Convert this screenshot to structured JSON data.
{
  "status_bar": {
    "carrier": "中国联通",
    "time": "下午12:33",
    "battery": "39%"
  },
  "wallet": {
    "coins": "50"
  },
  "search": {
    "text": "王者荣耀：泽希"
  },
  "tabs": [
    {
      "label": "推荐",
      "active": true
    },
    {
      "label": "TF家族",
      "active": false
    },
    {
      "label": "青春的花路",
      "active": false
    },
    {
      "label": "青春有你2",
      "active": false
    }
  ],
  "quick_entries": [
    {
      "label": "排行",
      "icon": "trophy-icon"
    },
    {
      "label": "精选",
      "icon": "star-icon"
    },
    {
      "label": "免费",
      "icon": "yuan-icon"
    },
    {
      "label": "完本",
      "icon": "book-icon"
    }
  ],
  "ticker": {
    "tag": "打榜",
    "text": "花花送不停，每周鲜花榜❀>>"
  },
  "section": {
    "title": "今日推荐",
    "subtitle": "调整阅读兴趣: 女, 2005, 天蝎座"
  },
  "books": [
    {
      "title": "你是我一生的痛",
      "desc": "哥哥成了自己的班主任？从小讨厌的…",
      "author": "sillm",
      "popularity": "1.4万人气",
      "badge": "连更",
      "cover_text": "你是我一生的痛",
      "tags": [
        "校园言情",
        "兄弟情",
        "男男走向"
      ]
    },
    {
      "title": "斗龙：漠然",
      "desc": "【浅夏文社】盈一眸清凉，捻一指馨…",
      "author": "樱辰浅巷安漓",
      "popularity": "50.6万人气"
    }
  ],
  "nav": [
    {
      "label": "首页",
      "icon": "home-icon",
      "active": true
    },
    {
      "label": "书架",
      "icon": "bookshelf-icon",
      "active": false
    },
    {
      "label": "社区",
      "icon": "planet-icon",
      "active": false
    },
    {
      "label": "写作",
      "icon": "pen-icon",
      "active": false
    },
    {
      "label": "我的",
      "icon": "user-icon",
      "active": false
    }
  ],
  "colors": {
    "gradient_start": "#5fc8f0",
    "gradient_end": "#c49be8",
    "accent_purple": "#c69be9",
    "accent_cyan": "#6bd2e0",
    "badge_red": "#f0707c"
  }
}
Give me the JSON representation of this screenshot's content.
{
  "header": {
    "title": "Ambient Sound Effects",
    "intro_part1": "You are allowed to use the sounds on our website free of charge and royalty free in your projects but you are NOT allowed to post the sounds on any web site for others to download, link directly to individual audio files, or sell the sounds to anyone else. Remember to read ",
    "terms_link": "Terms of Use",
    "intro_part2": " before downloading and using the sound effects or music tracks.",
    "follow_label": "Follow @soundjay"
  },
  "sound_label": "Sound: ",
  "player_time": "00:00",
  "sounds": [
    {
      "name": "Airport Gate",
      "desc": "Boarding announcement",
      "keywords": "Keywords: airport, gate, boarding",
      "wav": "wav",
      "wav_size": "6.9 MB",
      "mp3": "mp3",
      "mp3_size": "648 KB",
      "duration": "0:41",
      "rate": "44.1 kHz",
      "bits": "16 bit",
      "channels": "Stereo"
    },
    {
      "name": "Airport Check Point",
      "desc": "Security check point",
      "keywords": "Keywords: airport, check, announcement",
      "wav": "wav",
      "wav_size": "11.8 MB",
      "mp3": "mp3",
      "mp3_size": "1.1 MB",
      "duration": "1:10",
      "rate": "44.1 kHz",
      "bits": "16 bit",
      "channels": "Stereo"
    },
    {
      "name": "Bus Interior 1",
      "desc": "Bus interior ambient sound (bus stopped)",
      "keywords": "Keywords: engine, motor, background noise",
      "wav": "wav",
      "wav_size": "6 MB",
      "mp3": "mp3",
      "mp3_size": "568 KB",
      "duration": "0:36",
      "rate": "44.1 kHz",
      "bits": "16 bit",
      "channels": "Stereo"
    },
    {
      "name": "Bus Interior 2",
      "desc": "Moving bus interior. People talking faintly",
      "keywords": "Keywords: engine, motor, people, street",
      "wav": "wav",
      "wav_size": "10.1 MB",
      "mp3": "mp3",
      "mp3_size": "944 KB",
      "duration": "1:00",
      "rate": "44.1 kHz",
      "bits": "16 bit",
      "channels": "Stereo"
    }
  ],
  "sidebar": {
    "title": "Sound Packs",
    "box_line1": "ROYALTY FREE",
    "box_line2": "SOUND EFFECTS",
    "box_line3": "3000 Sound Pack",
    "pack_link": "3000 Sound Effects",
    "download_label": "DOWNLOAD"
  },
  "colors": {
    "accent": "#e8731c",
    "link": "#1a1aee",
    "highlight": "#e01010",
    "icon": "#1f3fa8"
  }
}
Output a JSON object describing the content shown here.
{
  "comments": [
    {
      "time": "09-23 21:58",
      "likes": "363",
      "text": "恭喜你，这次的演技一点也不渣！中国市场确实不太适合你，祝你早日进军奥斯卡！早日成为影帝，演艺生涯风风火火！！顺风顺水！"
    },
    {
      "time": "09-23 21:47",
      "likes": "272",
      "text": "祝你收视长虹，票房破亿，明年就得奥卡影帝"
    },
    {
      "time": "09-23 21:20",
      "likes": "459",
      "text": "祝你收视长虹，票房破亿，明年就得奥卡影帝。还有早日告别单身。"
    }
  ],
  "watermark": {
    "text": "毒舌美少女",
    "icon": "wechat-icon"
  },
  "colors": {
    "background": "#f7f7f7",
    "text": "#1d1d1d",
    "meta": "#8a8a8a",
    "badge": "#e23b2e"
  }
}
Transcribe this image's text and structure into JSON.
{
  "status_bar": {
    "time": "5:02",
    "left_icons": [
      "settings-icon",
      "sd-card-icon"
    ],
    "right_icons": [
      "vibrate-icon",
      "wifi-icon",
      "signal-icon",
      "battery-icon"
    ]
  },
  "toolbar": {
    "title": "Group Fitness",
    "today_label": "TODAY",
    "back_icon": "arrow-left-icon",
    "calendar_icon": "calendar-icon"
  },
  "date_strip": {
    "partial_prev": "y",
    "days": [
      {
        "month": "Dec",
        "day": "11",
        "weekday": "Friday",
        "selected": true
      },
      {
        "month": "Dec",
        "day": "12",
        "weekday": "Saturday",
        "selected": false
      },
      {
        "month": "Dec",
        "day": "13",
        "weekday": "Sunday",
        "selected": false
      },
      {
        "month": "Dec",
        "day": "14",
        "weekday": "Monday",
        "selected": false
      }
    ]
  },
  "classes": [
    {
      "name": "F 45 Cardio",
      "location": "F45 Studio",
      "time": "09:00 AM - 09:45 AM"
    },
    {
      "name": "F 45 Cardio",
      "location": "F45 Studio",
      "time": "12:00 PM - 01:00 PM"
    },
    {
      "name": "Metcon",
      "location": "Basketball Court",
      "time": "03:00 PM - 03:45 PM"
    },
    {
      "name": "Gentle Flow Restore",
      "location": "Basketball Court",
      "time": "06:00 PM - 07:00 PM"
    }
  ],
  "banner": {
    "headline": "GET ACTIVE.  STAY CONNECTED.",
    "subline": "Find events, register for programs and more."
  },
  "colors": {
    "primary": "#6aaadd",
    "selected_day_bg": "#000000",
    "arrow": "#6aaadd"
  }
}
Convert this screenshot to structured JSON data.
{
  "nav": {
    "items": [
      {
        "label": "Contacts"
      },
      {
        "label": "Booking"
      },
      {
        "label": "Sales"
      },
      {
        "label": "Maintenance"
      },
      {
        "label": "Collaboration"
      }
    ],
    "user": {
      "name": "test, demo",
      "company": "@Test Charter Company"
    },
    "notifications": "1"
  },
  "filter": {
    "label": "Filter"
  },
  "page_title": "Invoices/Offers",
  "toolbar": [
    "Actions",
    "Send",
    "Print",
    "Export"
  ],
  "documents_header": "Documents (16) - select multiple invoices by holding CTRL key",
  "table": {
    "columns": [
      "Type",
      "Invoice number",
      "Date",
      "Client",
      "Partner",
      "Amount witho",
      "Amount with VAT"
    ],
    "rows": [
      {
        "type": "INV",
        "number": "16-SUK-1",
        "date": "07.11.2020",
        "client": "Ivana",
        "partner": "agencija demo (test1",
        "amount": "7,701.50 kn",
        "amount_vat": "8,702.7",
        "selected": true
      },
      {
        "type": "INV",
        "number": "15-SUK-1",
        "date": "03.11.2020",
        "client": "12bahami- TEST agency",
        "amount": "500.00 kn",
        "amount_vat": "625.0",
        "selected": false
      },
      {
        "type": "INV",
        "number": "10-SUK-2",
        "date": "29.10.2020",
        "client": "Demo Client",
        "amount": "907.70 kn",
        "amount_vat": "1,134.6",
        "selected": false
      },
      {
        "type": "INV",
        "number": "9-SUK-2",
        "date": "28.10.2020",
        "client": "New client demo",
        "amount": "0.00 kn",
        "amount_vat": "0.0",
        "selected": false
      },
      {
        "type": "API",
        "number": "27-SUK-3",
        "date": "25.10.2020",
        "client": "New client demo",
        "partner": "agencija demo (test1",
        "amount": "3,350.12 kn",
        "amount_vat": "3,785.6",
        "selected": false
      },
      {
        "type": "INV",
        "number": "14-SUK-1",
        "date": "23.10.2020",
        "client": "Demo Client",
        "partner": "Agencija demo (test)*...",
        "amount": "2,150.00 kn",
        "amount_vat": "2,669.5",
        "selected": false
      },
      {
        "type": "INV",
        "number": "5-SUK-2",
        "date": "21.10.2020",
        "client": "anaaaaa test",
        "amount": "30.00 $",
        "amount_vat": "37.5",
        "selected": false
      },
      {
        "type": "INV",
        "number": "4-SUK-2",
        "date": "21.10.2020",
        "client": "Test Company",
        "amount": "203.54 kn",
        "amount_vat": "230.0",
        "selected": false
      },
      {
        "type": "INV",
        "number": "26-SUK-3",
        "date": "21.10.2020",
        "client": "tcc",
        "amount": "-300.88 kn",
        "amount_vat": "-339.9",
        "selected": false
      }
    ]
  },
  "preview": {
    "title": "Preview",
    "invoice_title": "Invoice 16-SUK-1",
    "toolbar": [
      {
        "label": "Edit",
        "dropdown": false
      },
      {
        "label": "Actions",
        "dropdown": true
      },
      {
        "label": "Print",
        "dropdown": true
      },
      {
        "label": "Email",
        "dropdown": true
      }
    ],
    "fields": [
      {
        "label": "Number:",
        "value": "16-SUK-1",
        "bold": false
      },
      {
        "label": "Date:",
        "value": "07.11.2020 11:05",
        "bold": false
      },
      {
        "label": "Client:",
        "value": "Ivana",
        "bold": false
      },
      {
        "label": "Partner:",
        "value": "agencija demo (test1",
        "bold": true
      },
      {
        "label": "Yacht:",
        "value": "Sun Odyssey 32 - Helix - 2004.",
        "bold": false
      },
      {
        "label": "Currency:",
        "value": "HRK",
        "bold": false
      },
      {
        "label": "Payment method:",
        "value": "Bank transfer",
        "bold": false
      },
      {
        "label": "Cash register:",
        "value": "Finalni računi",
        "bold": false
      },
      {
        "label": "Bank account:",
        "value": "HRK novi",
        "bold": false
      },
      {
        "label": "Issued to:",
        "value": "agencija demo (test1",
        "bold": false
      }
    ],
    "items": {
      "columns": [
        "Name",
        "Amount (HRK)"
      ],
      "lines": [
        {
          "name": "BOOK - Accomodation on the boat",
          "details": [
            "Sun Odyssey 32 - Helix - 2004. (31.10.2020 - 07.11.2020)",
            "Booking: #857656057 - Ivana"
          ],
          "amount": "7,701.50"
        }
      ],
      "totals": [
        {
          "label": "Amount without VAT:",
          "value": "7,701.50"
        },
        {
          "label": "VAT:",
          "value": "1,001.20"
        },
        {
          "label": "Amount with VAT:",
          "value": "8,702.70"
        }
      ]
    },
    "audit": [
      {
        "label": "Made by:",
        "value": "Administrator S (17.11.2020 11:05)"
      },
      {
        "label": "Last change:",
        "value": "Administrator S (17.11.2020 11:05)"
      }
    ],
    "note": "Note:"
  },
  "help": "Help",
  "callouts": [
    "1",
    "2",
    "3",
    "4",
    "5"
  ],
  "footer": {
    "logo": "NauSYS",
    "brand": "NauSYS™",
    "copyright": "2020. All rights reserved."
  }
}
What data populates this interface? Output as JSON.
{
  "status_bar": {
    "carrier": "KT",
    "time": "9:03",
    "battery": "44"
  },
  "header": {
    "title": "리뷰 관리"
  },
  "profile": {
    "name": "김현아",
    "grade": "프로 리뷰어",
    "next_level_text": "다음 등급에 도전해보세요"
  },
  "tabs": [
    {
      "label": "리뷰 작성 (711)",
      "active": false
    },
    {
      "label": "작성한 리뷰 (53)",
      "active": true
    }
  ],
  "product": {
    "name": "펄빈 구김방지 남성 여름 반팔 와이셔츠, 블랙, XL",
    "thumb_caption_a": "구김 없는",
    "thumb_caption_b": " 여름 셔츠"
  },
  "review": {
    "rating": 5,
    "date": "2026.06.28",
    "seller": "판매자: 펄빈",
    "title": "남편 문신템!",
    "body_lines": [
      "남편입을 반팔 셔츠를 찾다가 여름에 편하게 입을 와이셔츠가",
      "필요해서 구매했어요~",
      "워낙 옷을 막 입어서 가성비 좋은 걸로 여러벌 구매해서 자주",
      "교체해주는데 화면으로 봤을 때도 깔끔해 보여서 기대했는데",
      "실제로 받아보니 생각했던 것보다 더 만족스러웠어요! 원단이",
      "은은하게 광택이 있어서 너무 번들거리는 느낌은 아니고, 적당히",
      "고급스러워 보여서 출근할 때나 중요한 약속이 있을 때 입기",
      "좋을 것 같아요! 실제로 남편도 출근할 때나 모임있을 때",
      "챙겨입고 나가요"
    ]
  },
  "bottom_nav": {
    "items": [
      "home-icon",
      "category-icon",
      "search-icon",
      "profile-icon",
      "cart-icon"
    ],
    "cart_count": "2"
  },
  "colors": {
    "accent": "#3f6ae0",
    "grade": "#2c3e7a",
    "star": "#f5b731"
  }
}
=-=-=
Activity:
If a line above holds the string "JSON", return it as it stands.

Solution to this problem:
Convert this screenshot to structured JSON data.
Give me the JSON representation of this screenshot's content.
Output a JSON object describing the content shown here.
Transcribe this image's text and structure into JSON.
Convert this screenshot to structured JSON data.
What data populates this interface? Output as JSON.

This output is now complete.